You feel worse for his son, though. If anyone’s getting an unfair shake out of small town Texas life, it’s Eugene, aka Arseface (Ian Colletti). Since his disfiguring suicide attempt, the people of Annville refer to him as a “thing” or an “it.” Other teens sneak into his room, leave a shotgun there, and write “Finish the job” on his bedroom wall. His own father screams at him that he should do the same. Little towns tend to become characters in stories like these. Annville’s treatment of Eugene is Preacher‘s saddest case of abuse of influence. Anyone who’s lived in a small town, worked a job with a small staff, or gone to high school knows what it’s like.

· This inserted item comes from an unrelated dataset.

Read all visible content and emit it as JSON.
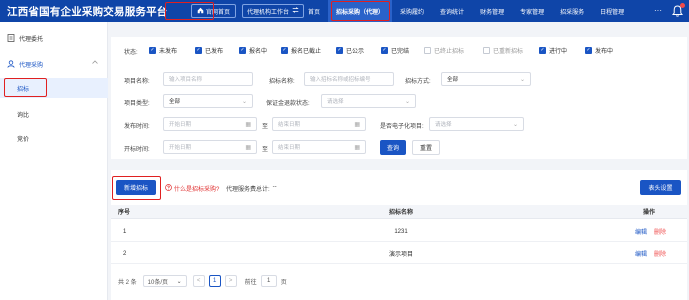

Bad vibes create a feedback loop, leading all the way back to Jesse. He’s been using the voice the way Cassidy uses heroin, a near-constant fix. He’s addicted to his power, wielding it in ways that Stan Lee wouldn’t approve of. Jesse also has the angels (Tom Brooke and Anatol Yusef) to contend with. The voice isn’t the benevolent force Jesse thinks it is, and they’ve come to take it back.
Best of all, we also get another chapter in the ongoing saga of the Saint of Killers (Graham McTavish). It seems back in his time, he once had a problem with a preacher, too. McTavish scores the usual points for looking like a Dillon drawing, but gets a game-winning shot with an uncharacteristically helpless moment. If the show were entirely about the Saint, it would still be fascinating, but genuine westerns are more expensive to shoot than the modern-day variety.
This is the season’s midpoint, and if you’ve been with Preacher thus far, it should have you hooked by now. You may not love everyone in Annville, but it’s easy to empathize with them. Even the bad ones. You wouldn’t want to live there. You wouldn’t even want to visit. Maybe you already have.
Photo Credits: AMC/Sony Pictures Television